* [Problem to solve]:
Indicate, with the number alone, how many lines in the listing below hold the string "Live".

*** Information provided Section Begins ***

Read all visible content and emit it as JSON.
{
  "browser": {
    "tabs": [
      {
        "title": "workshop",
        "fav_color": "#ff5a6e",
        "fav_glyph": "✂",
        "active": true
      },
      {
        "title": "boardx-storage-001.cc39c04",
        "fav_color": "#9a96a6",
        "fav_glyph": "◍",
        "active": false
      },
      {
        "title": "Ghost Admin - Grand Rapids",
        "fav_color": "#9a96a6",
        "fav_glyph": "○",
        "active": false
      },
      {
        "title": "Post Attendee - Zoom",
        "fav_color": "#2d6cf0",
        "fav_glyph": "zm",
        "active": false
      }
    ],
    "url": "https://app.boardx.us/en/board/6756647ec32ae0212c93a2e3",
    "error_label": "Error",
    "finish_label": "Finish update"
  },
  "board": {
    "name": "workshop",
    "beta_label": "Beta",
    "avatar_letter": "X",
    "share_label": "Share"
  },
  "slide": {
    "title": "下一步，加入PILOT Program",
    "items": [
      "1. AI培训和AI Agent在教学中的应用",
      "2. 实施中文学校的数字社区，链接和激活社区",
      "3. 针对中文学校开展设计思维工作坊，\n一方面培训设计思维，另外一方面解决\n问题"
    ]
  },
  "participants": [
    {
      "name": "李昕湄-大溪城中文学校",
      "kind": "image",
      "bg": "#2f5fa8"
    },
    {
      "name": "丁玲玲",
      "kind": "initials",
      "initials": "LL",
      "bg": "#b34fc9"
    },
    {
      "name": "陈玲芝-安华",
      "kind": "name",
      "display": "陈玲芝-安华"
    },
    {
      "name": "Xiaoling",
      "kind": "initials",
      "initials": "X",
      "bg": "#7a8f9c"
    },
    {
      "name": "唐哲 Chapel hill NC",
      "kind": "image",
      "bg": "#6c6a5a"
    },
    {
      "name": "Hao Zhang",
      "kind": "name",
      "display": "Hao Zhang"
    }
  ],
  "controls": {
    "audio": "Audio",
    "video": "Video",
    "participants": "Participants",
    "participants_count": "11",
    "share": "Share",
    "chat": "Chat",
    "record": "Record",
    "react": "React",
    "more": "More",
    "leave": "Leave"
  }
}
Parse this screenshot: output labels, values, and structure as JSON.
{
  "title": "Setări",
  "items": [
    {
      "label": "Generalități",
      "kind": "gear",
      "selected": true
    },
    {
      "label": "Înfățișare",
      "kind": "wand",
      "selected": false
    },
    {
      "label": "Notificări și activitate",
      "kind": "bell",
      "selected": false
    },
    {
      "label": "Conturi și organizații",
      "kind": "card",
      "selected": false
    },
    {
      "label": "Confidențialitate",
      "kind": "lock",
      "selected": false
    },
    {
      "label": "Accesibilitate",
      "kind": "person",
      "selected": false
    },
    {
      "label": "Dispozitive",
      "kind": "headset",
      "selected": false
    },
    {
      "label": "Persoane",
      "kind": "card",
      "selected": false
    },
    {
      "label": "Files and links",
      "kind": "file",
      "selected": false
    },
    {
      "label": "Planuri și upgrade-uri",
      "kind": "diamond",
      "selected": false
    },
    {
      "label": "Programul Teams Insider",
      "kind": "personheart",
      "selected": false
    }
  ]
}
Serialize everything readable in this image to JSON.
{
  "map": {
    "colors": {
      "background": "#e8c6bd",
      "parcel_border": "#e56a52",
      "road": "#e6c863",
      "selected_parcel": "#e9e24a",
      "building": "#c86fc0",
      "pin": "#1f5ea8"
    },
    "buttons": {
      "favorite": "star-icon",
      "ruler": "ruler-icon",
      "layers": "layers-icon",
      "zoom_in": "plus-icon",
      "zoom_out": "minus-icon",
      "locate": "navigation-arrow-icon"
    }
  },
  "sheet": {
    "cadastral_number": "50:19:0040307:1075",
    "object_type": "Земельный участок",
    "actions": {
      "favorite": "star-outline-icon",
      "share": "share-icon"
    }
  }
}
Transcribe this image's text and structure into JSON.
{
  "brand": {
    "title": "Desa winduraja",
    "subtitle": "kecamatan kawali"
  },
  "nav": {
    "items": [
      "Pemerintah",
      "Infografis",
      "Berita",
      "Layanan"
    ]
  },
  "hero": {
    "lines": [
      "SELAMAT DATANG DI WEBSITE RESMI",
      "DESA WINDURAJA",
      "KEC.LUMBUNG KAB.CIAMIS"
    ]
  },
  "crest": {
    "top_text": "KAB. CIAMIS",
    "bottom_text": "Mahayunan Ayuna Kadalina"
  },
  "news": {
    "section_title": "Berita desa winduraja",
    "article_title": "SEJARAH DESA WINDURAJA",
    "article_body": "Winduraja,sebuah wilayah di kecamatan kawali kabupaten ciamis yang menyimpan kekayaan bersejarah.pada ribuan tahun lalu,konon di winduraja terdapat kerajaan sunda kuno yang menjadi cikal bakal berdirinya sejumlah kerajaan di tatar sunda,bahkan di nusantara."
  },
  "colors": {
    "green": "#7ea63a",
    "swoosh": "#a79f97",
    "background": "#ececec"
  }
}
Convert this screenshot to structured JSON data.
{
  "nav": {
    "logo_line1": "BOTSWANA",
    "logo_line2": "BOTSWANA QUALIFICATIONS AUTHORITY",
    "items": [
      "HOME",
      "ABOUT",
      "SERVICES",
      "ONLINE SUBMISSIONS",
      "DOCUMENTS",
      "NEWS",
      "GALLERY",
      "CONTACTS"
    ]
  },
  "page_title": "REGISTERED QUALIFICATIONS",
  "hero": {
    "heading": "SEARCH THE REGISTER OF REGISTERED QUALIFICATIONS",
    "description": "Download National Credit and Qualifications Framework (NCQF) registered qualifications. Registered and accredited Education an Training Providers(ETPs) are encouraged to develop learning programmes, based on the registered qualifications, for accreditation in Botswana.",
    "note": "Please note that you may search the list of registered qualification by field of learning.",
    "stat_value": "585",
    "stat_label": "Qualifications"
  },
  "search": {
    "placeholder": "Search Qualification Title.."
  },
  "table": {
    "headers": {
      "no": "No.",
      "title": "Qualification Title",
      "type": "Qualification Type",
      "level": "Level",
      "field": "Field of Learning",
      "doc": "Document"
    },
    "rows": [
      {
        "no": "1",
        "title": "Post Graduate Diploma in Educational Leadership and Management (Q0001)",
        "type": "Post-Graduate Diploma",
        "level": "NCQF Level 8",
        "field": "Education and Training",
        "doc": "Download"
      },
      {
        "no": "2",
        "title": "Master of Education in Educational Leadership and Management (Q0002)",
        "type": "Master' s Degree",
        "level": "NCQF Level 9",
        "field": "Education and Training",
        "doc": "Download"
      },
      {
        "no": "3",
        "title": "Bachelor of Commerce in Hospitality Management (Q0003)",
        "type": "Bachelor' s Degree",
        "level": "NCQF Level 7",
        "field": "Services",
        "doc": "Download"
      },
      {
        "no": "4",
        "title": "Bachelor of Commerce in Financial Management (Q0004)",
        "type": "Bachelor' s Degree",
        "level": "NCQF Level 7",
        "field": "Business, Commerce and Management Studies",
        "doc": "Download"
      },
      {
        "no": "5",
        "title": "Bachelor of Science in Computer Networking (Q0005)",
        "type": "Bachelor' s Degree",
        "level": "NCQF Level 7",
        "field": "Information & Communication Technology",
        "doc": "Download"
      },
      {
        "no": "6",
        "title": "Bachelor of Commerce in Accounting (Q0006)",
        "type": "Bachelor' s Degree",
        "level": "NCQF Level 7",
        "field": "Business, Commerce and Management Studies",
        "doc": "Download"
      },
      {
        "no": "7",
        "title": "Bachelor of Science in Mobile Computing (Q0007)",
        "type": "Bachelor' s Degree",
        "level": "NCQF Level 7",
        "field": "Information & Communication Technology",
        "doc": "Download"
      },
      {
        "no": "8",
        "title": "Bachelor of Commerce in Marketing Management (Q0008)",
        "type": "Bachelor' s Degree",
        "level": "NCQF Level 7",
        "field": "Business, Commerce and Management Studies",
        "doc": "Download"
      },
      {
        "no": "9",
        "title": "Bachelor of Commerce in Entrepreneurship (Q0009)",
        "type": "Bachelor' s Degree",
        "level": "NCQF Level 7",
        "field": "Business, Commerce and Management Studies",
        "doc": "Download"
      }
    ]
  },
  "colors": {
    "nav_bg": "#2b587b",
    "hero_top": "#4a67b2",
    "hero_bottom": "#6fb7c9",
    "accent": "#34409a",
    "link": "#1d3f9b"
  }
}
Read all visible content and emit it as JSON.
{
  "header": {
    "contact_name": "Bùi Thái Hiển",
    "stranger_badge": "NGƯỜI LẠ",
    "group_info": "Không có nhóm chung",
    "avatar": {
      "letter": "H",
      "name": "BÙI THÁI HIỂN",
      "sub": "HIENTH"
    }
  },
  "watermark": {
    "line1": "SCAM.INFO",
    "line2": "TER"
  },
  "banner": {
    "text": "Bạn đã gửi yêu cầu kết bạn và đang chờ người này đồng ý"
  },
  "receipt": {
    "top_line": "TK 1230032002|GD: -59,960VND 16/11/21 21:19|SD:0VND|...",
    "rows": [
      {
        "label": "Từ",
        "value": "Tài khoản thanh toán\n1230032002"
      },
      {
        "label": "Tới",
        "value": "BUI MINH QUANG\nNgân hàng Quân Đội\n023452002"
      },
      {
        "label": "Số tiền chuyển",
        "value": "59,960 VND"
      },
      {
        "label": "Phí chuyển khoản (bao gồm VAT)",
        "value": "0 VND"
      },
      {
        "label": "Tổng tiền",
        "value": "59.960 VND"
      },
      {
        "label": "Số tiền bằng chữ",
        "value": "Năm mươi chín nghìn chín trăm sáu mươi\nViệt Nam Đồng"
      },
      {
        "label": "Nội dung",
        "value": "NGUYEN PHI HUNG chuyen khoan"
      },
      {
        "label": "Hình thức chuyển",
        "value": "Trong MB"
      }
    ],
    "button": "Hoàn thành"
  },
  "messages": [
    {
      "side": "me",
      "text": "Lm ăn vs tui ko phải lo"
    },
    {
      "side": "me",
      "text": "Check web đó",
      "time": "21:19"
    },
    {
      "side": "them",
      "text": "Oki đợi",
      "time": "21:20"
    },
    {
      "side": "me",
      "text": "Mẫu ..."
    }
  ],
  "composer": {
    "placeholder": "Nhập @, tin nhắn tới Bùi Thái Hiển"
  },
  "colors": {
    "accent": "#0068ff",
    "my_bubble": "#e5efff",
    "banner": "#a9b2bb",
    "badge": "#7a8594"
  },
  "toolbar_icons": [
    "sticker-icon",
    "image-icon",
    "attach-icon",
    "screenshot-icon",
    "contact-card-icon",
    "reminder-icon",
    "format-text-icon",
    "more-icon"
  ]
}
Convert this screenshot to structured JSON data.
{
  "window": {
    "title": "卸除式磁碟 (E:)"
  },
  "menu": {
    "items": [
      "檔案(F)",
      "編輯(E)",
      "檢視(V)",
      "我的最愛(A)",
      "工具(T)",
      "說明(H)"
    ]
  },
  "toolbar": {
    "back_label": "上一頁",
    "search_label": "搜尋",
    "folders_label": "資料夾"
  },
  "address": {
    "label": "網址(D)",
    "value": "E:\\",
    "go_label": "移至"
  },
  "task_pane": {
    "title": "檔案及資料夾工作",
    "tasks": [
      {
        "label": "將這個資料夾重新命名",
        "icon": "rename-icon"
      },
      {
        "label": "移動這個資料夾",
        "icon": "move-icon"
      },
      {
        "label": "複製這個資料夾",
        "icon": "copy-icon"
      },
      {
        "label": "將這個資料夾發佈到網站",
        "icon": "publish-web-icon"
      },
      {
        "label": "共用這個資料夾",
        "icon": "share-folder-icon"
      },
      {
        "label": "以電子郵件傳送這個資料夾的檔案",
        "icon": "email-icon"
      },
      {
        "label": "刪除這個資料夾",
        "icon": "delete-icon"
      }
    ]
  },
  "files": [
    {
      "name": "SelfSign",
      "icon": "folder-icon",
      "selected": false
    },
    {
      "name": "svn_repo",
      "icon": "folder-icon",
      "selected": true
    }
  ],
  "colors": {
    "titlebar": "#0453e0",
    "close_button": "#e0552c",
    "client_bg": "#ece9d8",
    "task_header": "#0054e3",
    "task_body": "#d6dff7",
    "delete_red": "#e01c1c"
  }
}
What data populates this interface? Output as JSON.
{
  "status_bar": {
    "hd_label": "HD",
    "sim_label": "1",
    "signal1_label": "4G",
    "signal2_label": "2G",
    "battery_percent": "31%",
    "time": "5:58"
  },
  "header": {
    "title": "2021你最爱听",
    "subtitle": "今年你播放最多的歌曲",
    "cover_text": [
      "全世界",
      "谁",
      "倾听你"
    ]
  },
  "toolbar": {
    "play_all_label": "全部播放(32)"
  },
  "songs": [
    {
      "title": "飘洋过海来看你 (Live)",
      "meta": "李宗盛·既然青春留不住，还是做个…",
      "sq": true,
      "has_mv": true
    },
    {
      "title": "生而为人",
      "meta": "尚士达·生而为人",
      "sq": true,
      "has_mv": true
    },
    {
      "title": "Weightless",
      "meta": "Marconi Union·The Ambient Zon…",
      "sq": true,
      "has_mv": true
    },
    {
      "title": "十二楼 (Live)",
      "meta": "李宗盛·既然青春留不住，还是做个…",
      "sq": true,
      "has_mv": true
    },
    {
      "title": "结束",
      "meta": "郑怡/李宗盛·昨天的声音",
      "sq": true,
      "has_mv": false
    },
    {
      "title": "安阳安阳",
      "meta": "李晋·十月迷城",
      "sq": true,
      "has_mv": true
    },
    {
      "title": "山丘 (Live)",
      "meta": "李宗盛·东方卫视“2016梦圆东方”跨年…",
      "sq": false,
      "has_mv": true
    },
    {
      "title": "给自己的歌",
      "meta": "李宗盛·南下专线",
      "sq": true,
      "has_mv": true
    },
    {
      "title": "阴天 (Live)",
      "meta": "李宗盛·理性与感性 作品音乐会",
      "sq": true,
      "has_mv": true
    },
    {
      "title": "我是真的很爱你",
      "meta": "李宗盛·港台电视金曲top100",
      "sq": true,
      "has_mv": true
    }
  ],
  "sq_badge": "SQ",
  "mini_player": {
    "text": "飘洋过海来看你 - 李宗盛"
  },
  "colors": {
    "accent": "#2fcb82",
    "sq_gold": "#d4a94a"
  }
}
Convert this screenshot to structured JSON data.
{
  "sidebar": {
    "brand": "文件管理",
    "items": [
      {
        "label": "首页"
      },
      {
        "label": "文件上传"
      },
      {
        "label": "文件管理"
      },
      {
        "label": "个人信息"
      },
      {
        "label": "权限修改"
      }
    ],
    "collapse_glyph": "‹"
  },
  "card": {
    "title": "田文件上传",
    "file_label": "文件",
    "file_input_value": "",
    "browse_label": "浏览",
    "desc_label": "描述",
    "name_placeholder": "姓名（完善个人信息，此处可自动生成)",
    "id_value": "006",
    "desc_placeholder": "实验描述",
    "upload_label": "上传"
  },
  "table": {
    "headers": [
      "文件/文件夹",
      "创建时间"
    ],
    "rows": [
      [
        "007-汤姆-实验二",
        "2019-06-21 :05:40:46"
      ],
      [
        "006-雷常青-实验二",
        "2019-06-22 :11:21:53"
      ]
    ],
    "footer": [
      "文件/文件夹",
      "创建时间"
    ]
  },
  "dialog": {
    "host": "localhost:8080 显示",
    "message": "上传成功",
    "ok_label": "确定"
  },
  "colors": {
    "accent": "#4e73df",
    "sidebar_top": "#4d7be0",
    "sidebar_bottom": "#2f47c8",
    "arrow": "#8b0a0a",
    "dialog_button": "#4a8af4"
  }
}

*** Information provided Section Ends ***

* [Reply]:
4